The futures and options markets also seem to be breathing a sigh of relief that the Fed is at least starting to plan for some removal of the emergency stimulus measures that still remain in place despite the economy’s blistering growth pace, and which remain as a potential catalyst for long-term inflation potentially getting out of hand.
You can see this in the market’s assessment of longer-term inflation risks, where the odds being assigned to inflation remaining elevated over the longer term have taken a rather sharp downturn since the Fed’s modestly hawkish shift.
Also helping sentiment are some signs that supply chain snafus are slowly starting to work themselves out, and this is allowing some prices to come down. A very notable example would be the cost of lumber, which has recently fallen by 50% from the peak prices caused by many lumber mills being shut down during the pandemic.
As Fed Chair Powell just noted during a recent testimony in front of the House Select Subcommittee on the Coronavirus Crisis, “A pretty substantial part, or perhaps all of the overshoot in inflation comes from categories that are directly affected by the re-opening of the economy such as used cars and trucks… Those are things that we would look to stop going up and ultimately to start to decline.” However, he also acknowledged that the inflationary “effects have been larger than we expected and they may turn out to be more persistent than we expected.”

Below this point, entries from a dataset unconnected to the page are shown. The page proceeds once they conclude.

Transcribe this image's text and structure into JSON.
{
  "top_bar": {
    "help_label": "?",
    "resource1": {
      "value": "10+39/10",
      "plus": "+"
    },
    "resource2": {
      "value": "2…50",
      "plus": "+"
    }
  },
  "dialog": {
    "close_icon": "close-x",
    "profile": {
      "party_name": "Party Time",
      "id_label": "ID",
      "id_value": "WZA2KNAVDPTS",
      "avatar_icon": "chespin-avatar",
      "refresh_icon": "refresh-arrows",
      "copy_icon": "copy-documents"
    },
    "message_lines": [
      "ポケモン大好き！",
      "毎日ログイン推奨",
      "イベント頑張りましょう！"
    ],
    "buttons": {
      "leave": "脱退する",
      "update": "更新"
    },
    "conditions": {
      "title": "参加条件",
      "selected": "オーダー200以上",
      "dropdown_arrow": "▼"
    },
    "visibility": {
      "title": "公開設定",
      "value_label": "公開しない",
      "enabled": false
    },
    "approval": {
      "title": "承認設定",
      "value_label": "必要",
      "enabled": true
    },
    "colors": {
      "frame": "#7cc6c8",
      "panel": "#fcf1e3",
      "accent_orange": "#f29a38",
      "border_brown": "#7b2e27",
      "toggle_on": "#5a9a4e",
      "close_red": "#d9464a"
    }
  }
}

Rosenberg Research has been echoing the Fed’s perspective that inflation is “transitory” and almost entirely pandemic-related. Their research shows that the “80% of the CPI [Consumer Price Index] that is not being distorted by supply-chain issues or the effects from the re-opening trade has been rising at a mere 1.6% annual rate over the past six months”, and that “The other COVID-19-centric 20% of the index is up at a 22% annual rate”. As such, Rosenberg maintains that inflation will automatically revert back to the Fed’s desired average range of around 2% with the passage of time.
However, there is also evidence that inflation is not limited to just a few pandemic-impacted areas, as both Rosenberg and Chairman Powell are suggesting, starting with the Cleveland Fed’s trimmed-mean price index, which tries to eliminate such outliers by removing the 8% largest price moves in each direction, and yet it is still showing the second fastest three-month surge in inflation since 1991 (exceeded only by the 2008 oil bubble).
Also concerning is research from the Atlanta Federal Reserve, which breaks down inflation between “sticky inflation” (defined by items like rent, furniture, restaurant meals, and utilities that almost never change prices) and “flexible inflation” (defined by items like gasoline, car prices, clothing and footwear that tend to vary significantly in price based upon cyclical and supply/demand factors). As expected, flexible inflation has been booming in the current pandemic/post-pandemic period, and it would be reasonable that (like lumber) their prices will moderate once the world gets past the pandemic and efficient supply chains are reestablished.
However, what is much more concerning is that “sticky inflation” is showing signs of becoming unanchored and, when you throw in the fact that wage and housing inflation is unlikely to be transitory, and that they combine to make up a huge percentage of overall inflation, one must wonder if the Fed is being overly optimistic in regards to the perceived transitory nature of the current surge in inflation.
Some of the inflation is no doubt temporary, but still likely longer lasting than most anticipate, and some inflation is going to be “sticky” and hard to reverse. While how high and how transitory remain as open questions, we are absolutely confident that it is the outlook for inflation that will ultimately determine the outlook for almost everything else.